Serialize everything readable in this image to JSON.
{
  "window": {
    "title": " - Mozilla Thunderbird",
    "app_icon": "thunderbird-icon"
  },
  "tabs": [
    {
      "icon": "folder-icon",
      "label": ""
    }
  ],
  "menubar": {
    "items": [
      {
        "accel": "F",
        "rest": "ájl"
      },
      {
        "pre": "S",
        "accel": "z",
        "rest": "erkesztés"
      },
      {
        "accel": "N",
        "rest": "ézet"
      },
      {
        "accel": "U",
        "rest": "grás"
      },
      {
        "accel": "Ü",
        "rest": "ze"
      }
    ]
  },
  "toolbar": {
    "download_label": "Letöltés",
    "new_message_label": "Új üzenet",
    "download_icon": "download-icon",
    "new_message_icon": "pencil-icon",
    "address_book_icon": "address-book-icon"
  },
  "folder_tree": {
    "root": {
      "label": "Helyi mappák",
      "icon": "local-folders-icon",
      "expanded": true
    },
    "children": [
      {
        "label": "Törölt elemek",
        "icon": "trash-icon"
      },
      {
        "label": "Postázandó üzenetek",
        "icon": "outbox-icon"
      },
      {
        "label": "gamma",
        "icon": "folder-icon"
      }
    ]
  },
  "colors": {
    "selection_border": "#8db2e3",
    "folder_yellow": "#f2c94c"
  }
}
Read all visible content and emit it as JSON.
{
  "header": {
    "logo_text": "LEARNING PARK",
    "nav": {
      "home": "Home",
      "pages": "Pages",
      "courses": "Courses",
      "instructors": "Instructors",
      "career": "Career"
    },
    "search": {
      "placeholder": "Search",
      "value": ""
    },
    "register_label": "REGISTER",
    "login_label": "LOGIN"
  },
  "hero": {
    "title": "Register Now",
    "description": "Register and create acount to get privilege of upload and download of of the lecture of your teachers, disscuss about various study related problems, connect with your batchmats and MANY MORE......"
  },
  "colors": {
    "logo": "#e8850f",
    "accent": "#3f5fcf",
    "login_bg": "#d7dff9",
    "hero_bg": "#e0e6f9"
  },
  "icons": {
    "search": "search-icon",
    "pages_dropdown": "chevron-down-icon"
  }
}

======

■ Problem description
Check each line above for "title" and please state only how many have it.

■ Reply to the exercise
2